As an officially accredited public garden through the American Association of Museums and as a member of the American Public Garden Association, the Botanical Garden is charged with maintaining detailed records of its plant collection.
The collection is extensive. At present we maintain over 3500 species and selections of trees, shrubs, vines, perennials, grasses and bamboo. Many plants in our collection are exceedingly rare in gardens. Unfortunately, some are extinct or on the brink of extinction in the wild.
Our Zoo’s Best lists are concise lists of the very best plants based both on our Plant Trials Program and our Plant Evaluations. These plants will be the cream of the crop for regional use of each class of plants.
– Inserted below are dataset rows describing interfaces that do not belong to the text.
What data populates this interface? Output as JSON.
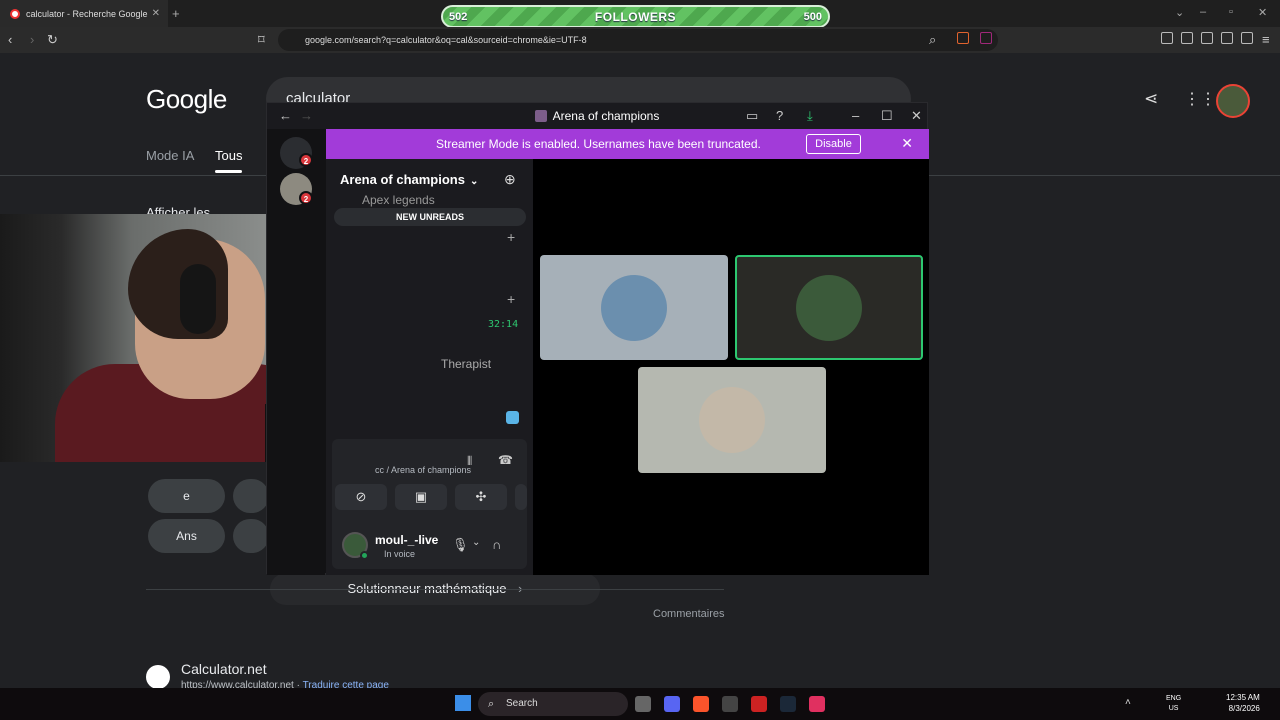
{
  "browser": {
    "tab_title": "calculator - Recherche Google",
    "url": "google.com/search?q=calculator&oq=cal&sourceid=chrome&ie=UTF-8",
    "tab_close": "✕",
    "new_tab": "+"
  },
  "overlay": {
    "followers_label": "FOLLOWERS",
    "followers_left": "502",
    "followers_right": "500"
  },
  "google": {
    "logo": "Google",
    "query": "calculator",
    "tabs": [
      "Mode IA",
      "Tous"
    ],
    "afficher": "Afficher les",
    "keys": [
      "e",
      "Ans"
    ],
    "solver_label": "Solutionneur mathématique",
    "comments": "Commentaires",
    "result_title": "Calculator.net",
    "result_url": "https://www.calculator.net",
    "result_translate": "Traduire cette page"
  },
  "discord": {
    "window_title": "Arena of champions",
    "banner_text": "Streamer Mode is enabled. Usernames have been truncated.",
    "banner_button": "Disable",
    "server_name": "Arena of champions",
    "channel_apex": "Apex legends",
    "new_unreads": "NEW UNREADS",
    "timer": "32:14",
    "therapist": "Therapist",
    "voice_status": "cc / Arena of champions",
    "username": "moul-_-live",
    "user_status": "In voice",
    "badges": [
      "2",
      "2"
    ],
    "colors": {
      "banner": "#a23bd9",
      "speaking_border": "#2dc770",
      "online": "#23a55a"
    }
  },
  "taskbar": {
    "search_label": "Search",
    "lang": "ENG",
    "region": "US",
    "time": "12:35 AM",
    "date": "8/3/2026"
  }
}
We are very fortunate that the Zoo has maintained a longtime commitment to trees. Numerous iconic old trees grace the grounds, including catalpas, bald cypress, the Centroid Oak, and many, many more. We plant many new trees every year.
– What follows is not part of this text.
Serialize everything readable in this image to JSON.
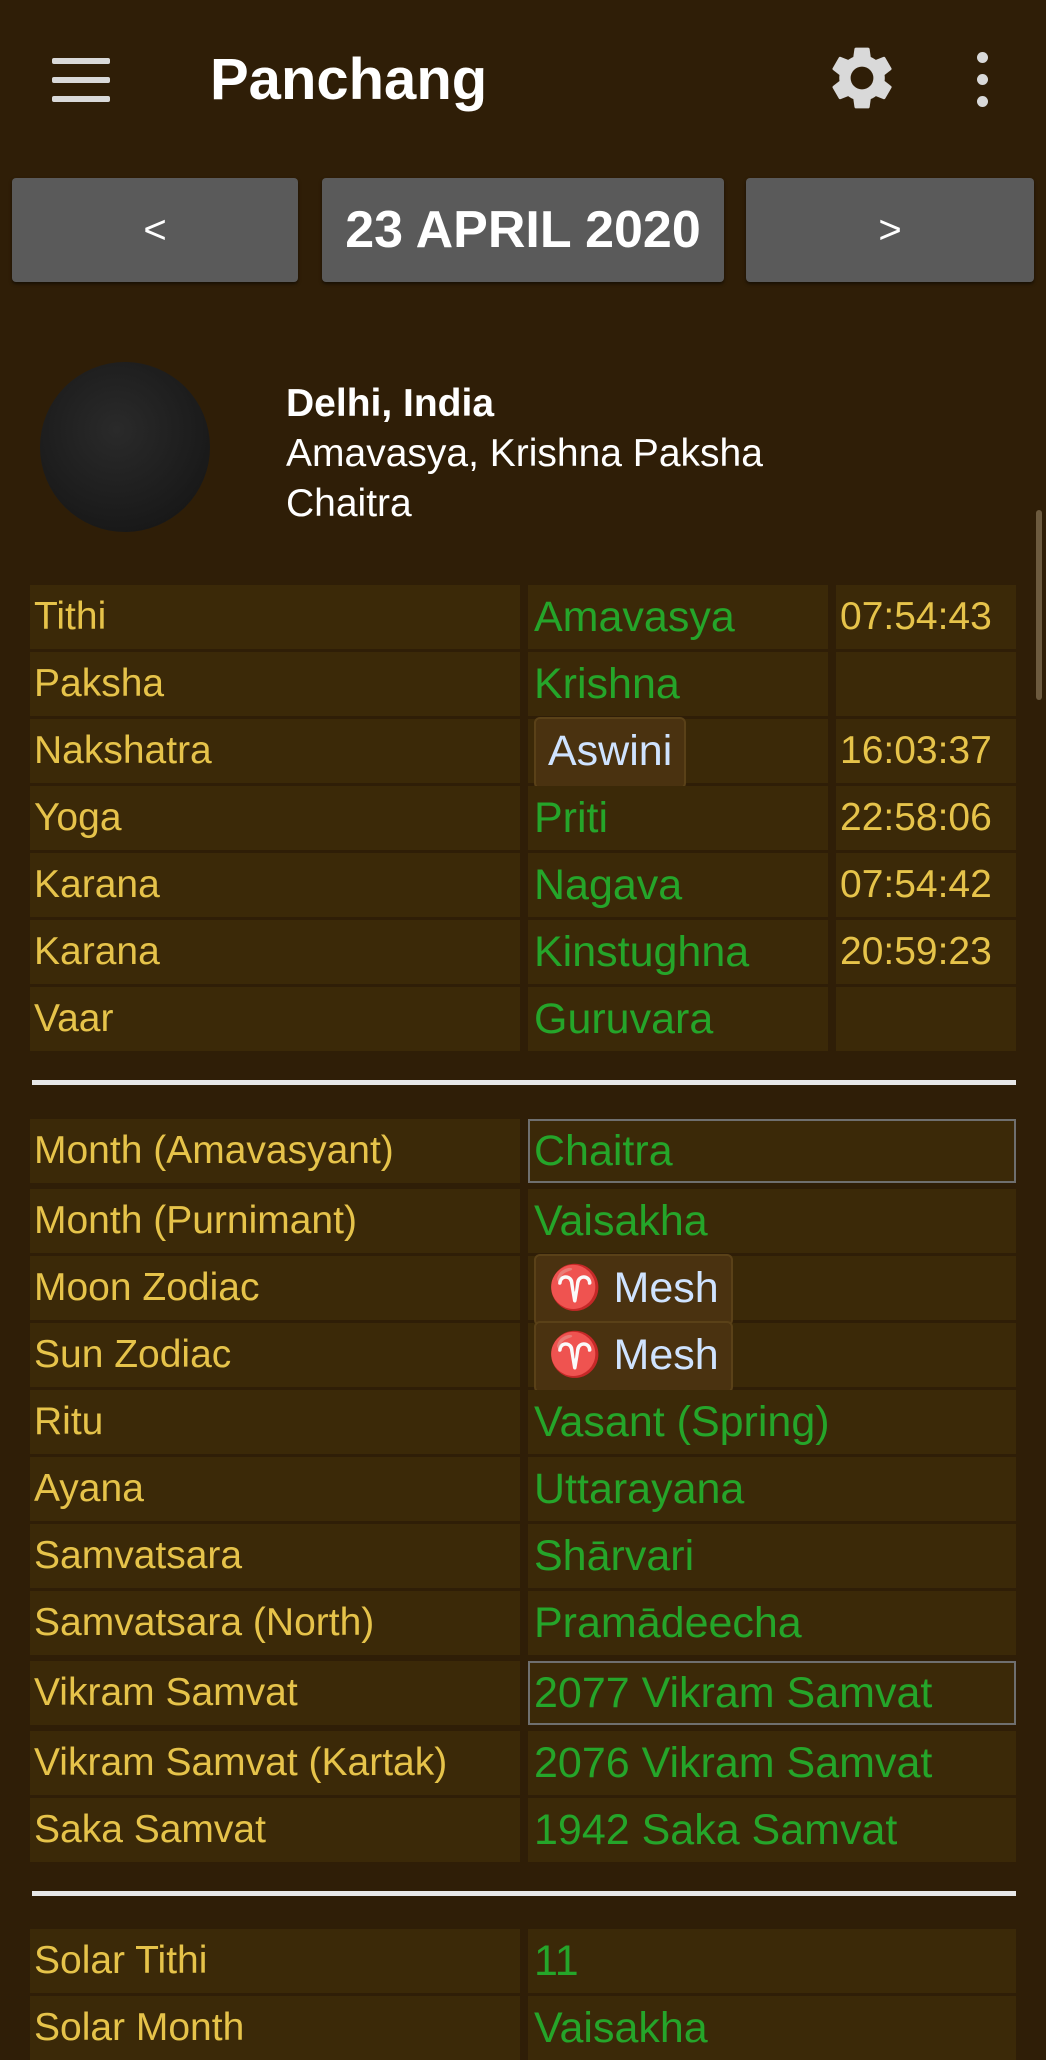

The Cincinnati Zoo & Botanical Gardens has been a proponent of using grasses in the landscape for many, many years, and we have acquired an extensive collection of good garden grasses and quite a bit of experience. By staying abreast of new varieties, we have an excellent understanding on the best grasses for regional gardens. Recently, we have developed a protocol for monthly evaluations of grasses for performance and appearance. This system gives results weighted for seasonal interest, which takes into account the importance many grasses play in the landscape through all four seasons. Our Zoo’s Best Grasses List is a great tool for choosing the perfect grasses for area gardens.
Our extensive collection of shrubs, over a century in the making, has provided the Cincinnati Zoo & Botanical Garden with an excellent base of plants to evaluate. Further, we maintain a keen eye on the marketplace for new introductions and use as many of the expected best performers as we can.
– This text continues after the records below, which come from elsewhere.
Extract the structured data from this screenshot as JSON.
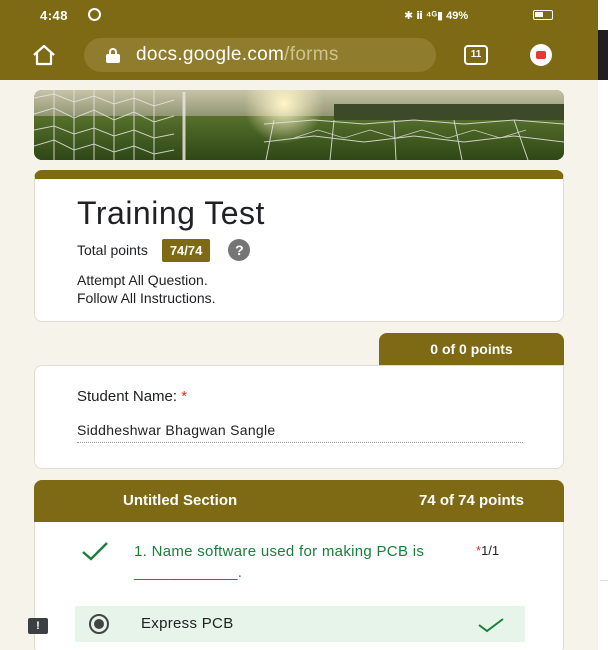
{
  "status_bar": {
    "time": "4:48",
    "system_icons": "✱ ⅱ ⁴ᴳ▮ 49%"
  },
  "browser": {
    "url_domain": "docs.google.com",
    "url_path": "/forms",
    "tab_count": "11",
    "accent_color": "#7e6a14"
  },
  "form": {
    "title": "Training Test",
    "total_points_label": "Total points",
    "total_points_value": "74/74",
    "help_icon": "?",
    "description_line1": "Attempt All Question.",
    "description_line2": "Follow All Instructions."
  },
  "student_question": {
    "points": "0 of 0 points",
    "label": "Student Name:",
    "required_mark": "*",
    "answer": "Siddheshwar Bhagwan Sangle"
  },
  "section": {
    "title": "Untitled Section",
    "points": "74 of 74 points",
    "question": {
      "text": "1. Name software used for making PCB is ____________.",
      "required_mark": "*",
      "score": "1/1",
      "selected_option": "Express PCB",
      "correct_color": "#188038"
    }
  },
  "feedback_icon": "!"
}
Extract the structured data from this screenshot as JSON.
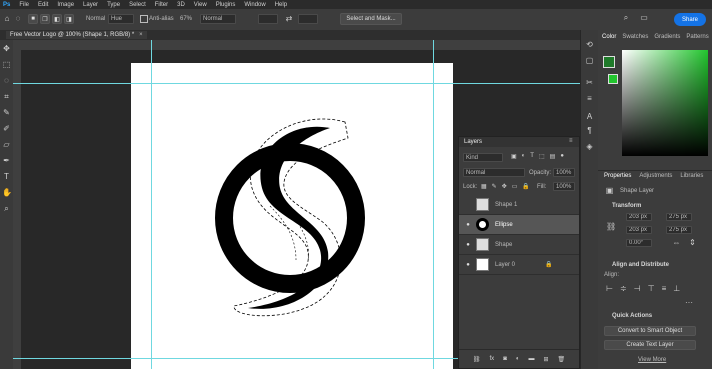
{
  "menu": {
    "items": [
      "File",
      "Edit",
      "Image",
      "Layer",
      "Type",
      "Select",
      "Filter",
      "3D",
      "View",
      "Plugins",
      "Window",
      "Help"
    ]
  },
  "options": {
    "mode_label": "Normal",
    "mode_value": "Hue",
    "antialias_label": "Anti-alias",
    "opacity_label": "67%",
    "style_value": "Normal",
    "select_mask_label": "Select and Mask...",
    "share_label": "Share"
  },
  "document": {
    "tab_title": "Free Vector Logo @ 100% (Shape 1, RGB/8) *"
  },
  "layers_panel": {
    "title": "Layers",
    "kind_filter": "Kind",
    "blend_mode": "Normal",
    "opacity_label": "Opacity:",
    "opacity_value": "100%",
    "lock_label": "Lock:",
    "fill_label": "Fill:",
    "fill_value": "100%",
    "layers": [
      {
        "name": "Shape 1",
        "visible": false
      },
      {
        "name": "Ellipse",
        "visible": true,
        "selected": true
      },
      {
        "name": "Shape",
        "visible": true
      },
      {
        "name": "Layer 0",
        "visible": true,
        "locked": true
      }
    ]
  },
  "color_panel": {
    "tabs": [
      "Color",
      "Swatches",
      "Gradients",
      "Patterns"
    ],
    "foreground": "#1f7a2a",
    "hue_accent": "#22c52e"
  },
  "properties_panel": {
    "tabs": [
      "Properties",
      "Adjustments",
      "Libraries"
    ],
    "layer_type": "Shape Layer",
    "transform_title": "Transform",
    "w_value": "203 px",
    "h_value": "203 px",
    "x_value": "275 px",
    "y_value": "275 px",
    "angle_value": "0.00°",
    "align_title": "Align and Distribute",
    "align_label": "Align:",
    "quick_title": "Quick Actions",
    "quick_actions": [
      "Convert to Smart Object",
      "Create Text Layer"
    ],
    "more_label": "View More"
  }
}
Perennials are trialed throughout the grounds. They are grown in real garden situations, similar to conditions home gardeners typically provide. We amend our soil with organic matter, keep things lightly mulched, and irrigate as necessary. Our soil is heavy clay of neutral to high pH. Our climate is continental and can be depended on for continuous extremes of temperature and precipitation in every season.
How Can I Help?
To support the zoo’s horticultural mission by donating plants, money, or time, please contact us at firstname.lastname@example.org.